This is a free online tool that helps guide you through finding a good breeder and choosing a puppy. The Puppy Contract provides a step-by-step guide on what to look out for, what to ask and provides a contract for you and the seller to sign. It will really help support you and give you peace of mind when you start looking for and speaking to breeders.
2. Check the advert
There are a few simple things you can do to check that the seller is acting responsibly and legally:
- If you found your puppy advertised online, copy and paste the phone number into your search engine. Do not contact sellers whose numbers have been used on lots of other adverts or if the same seller has lots of different breeds or types available. This could be a puppy farm which is where puppies are bred in large numbers, often in very poor conditions.
- Puppies and kittens need to be at least 15 weeks to travel from the EU and certain other countries, or seven months old from unlisted 'third' countries. If they are advertised as younger than this but with a pet passport, then these puppies will have been illegally imported.
Read more: Tips for spotting a puppy dealer's online advert.
3. Pick up the phone
- Always call the seller before you visit and be prepared to ask a lot of questions - this is where the Puppy Contract is especially helpful!
- Questions should include: how the pups have been bred, how they're being kept, what medical treatment they have had as well as what the breeder has done to introduce the pup to new sights, sounds, smells as well as other animals and people.

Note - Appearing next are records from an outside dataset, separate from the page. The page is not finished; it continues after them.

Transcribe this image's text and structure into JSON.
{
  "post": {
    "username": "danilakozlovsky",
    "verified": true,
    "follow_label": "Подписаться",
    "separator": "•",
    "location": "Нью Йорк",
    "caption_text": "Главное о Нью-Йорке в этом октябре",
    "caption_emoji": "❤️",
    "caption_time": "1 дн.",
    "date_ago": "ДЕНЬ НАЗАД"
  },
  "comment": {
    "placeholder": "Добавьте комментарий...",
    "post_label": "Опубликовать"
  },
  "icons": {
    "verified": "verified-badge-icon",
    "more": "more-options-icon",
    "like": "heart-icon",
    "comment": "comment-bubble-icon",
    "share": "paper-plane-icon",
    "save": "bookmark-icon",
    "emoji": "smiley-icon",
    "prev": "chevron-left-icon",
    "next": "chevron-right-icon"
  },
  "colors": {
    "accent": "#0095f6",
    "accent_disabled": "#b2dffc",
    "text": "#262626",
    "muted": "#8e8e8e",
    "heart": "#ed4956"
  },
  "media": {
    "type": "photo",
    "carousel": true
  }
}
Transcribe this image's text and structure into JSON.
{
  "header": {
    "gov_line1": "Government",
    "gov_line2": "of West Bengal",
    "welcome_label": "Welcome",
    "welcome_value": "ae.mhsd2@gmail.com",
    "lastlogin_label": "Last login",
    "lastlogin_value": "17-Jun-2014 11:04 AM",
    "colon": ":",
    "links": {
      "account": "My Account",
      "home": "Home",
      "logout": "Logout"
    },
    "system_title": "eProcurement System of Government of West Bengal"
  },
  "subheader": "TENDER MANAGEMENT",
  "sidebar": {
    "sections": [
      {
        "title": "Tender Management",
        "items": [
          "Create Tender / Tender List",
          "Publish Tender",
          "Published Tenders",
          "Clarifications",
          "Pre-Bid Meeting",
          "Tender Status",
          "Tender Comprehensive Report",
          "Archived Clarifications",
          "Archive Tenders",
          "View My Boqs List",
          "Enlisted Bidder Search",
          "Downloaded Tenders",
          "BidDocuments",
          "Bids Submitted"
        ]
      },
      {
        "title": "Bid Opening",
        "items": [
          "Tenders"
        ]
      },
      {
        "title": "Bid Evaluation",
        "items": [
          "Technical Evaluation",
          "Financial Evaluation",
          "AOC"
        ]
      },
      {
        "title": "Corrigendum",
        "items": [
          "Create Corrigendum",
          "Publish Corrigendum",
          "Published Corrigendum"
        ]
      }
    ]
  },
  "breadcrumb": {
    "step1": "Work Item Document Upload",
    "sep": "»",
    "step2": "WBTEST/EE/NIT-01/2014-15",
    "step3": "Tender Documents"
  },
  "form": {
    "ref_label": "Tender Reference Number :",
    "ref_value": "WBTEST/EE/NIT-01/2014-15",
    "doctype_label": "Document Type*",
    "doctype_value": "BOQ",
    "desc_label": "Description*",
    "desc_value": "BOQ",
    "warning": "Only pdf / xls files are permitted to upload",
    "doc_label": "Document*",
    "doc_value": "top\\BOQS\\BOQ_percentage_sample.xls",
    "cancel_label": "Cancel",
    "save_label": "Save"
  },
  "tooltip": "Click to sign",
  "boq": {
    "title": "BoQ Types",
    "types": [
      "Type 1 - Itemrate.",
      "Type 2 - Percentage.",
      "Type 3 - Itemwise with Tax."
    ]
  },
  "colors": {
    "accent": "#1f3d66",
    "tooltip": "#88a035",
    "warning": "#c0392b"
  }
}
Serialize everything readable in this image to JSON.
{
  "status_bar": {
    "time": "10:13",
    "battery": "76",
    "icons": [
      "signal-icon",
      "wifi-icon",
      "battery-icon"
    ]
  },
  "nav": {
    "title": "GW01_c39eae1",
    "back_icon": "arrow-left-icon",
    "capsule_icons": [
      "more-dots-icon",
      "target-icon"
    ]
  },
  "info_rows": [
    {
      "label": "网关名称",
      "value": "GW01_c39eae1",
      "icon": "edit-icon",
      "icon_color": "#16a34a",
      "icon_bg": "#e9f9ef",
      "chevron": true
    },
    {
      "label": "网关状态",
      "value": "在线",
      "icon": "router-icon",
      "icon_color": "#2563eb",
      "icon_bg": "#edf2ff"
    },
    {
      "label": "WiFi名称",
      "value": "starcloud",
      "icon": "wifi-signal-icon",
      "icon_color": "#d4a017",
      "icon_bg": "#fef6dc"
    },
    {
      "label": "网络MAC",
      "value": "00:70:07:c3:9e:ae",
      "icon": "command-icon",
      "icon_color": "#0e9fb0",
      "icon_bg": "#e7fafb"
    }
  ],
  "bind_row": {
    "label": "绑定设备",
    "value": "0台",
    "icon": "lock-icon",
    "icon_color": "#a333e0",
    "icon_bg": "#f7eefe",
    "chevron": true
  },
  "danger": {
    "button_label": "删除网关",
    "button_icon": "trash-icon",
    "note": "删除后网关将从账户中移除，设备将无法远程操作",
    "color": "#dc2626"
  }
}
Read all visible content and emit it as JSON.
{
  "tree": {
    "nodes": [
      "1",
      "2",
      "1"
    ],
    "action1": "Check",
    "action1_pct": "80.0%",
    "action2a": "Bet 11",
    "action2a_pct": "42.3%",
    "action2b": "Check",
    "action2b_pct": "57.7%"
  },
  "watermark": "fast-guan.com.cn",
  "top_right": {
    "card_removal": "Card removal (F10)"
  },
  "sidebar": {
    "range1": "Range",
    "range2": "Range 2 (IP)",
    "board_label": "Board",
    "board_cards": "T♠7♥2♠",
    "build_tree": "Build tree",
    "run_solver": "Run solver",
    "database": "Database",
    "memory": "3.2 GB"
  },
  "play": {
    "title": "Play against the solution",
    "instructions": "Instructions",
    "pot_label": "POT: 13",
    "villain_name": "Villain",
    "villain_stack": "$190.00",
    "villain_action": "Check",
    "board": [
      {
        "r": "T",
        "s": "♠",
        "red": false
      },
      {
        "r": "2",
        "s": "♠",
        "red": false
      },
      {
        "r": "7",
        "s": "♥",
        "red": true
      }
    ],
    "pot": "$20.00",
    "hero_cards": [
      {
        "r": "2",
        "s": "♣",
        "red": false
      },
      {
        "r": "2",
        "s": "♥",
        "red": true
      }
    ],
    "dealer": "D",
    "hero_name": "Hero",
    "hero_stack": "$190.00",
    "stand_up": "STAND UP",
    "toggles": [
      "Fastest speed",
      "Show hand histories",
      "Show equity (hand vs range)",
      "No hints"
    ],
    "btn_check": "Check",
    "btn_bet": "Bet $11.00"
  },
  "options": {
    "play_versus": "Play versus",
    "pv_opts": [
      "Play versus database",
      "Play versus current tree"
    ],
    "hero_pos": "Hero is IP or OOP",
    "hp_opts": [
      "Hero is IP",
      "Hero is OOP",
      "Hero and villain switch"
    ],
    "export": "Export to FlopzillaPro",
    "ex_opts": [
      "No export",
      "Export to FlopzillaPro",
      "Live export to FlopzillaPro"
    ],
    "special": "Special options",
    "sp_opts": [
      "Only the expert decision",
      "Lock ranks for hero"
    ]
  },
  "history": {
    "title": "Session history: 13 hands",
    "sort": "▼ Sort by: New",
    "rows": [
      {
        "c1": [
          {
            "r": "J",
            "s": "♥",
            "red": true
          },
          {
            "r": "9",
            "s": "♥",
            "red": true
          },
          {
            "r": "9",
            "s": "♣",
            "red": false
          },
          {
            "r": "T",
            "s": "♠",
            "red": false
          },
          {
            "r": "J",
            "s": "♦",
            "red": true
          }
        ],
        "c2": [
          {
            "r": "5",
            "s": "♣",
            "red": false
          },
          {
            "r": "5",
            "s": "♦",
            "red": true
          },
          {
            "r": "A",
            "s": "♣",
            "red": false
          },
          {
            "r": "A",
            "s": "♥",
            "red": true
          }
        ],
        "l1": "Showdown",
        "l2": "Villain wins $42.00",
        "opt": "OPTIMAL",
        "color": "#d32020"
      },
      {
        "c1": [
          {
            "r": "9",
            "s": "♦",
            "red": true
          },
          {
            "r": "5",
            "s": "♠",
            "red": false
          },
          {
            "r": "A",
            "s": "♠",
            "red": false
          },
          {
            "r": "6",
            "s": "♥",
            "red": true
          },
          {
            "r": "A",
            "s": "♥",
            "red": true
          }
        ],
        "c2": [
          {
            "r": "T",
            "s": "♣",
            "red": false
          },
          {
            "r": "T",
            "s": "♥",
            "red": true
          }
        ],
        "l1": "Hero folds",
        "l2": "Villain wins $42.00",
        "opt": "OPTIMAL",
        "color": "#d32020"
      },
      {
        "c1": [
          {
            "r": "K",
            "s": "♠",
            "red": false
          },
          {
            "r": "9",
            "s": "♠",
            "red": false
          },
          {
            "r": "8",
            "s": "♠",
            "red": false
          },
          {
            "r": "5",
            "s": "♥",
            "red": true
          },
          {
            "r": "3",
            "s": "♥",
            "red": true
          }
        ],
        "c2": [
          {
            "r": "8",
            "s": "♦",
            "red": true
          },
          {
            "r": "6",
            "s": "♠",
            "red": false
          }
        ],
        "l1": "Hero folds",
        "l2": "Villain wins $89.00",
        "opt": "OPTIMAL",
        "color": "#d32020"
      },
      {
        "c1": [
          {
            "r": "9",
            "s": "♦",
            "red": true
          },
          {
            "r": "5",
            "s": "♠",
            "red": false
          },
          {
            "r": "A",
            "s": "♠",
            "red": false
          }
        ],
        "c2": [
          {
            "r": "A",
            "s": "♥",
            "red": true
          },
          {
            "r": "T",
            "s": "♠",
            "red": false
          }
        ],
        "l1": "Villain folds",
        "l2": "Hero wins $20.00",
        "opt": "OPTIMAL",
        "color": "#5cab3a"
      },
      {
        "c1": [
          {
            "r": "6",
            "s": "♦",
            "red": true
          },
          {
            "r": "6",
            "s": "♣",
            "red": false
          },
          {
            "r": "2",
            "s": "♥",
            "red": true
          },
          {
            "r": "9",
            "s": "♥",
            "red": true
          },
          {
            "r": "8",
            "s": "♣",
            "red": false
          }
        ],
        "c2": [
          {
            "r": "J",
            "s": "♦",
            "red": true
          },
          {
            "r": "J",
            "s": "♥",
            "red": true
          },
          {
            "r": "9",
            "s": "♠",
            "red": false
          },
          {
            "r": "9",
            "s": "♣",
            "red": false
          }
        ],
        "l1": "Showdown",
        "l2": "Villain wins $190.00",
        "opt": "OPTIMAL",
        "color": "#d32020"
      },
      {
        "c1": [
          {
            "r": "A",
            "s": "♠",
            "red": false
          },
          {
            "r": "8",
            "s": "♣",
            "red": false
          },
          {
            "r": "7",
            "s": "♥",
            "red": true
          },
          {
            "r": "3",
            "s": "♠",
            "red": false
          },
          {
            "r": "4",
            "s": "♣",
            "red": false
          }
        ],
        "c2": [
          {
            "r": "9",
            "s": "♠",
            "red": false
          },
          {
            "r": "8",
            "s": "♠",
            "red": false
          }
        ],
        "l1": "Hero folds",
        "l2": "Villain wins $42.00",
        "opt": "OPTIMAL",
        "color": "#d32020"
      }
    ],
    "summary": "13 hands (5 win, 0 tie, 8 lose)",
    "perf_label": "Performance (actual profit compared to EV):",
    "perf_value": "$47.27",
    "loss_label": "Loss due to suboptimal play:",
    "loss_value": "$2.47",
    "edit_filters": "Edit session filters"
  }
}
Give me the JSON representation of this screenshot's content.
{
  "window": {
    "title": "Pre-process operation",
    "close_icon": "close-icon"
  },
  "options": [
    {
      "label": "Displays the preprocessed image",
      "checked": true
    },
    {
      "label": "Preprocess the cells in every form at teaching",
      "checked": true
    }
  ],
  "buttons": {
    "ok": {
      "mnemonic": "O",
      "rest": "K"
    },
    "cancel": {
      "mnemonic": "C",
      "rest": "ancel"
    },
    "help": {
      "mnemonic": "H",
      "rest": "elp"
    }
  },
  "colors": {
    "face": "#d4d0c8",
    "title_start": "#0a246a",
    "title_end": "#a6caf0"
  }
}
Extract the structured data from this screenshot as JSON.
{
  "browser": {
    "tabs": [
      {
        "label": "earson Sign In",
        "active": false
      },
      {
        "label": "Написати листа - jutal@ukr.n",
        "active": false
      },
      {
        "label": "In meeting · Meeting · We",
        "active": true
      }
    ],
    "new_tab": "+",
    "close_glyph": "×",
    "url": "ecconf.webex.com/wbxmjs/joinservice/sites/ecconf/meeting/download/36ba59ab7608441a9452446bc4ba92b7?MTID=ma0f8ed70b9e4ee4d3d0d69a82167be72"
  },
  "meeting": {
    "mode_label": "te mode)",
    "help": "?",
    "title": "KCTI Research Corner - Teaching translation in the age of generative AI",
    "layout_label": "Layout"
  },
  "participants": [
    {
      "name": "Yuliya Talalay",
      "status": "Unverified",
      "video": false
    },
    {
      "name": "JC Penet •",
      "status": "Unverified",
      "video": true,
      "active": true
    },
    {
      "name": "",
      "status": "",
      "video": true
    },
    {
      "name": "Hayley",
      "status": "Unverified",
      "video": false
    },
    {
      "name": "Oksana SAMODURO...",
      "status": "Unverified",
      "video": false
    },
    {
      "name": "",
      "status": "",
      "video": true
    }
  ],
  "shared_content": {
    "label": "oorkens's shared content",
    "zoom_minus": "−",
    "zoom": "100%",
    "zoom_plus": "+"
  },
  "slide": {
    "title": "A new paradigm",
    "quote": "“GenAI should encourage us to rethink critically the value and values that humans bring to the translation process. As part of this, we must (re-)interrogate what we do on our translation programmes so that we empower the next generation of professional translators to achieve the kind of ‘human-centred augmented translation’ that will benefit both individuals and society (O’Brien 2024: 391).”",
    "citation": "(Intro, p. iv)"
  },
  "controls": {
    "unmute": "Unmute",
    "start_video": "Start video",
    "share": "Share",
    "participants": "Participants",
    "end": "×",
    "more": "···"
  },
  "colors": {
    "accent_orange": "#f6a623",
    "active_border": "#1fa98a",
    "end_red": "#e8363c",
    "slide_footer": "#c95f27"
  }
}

- You should also ask lots of questions about the parents including any health tests they might have had and what the results are.
- Make sure to ask them that they have bred the puppies themselves. Lucy's Law means that only those people who have bred the puppies themselves can sell them.
- The seller should be willing to share with you copies of all relevant paperwork including vaccination certificates, proof of microchipping, worming and flea treatment and depending on the dog you're buying, pedigree documentation.
- Never feel rushed or pressured into a sale or feel uncomfortable asking important questions. If it doesn't feel right then walk away.
Read more: Buying a puppy from a breeder.
4. See the puppies with their mum and in their home
In pre-Covid times you would expect to visit the seller and the puppies on several occasions but with measures in place to restrict the spread of the virus, this might not be possible. Instead, it is important to ask for lots of photos and videos so that you can see how the puppies are developing and progressing and that you can be sure that they are being raised in the place they were born.
You could also ask for a Zoom or FaceTime meet-up so that you can see the pups in real-time. All the puppies should be healthy, sociable and alert.
Be prepared to answer lots of questions; the breeder should be asking you as much as you ask them. They should want assurance that you are going to give their puppy a great life!
When you have found the right puppy for you make sure that they are at least eight weeks of age when you collect him or her and that it is from the place where he/she was born. Don't buy from someone who is suggesting that you meet somewhere other than the puppy's place of birth.
5. Trust your instincts
If something seems wrong or suspicious, it probably is. Don't hand over any money and don't 'rescue' the puppy. Walk away and report your concerns to the local authority or Trading Standards team, to the RSPCA on 0300 1234 999 or to the police on 101.
Our top tips will help you find a happy and healthy puppy but if you want even more information on how to get your puppy safely then the UK Government has some great advice which will help you get to know the person behind the pet and to avoid deceitful sellers.
Once you have your happy and healthy puppy you will need to start socialising them. This is a process whereby puppies are shown and introduced, in positive and gradual ways, to lots of sights, sounds, smells, people and animals to help their development. Doing this during coronavirus requires a little more thought. For more information please read:
You can also check out our guide for what to expect to do during your puppy's first year.
Find out more
Find out more about buying a healthy dog from a safe breeder: Finding a good puppy breeder.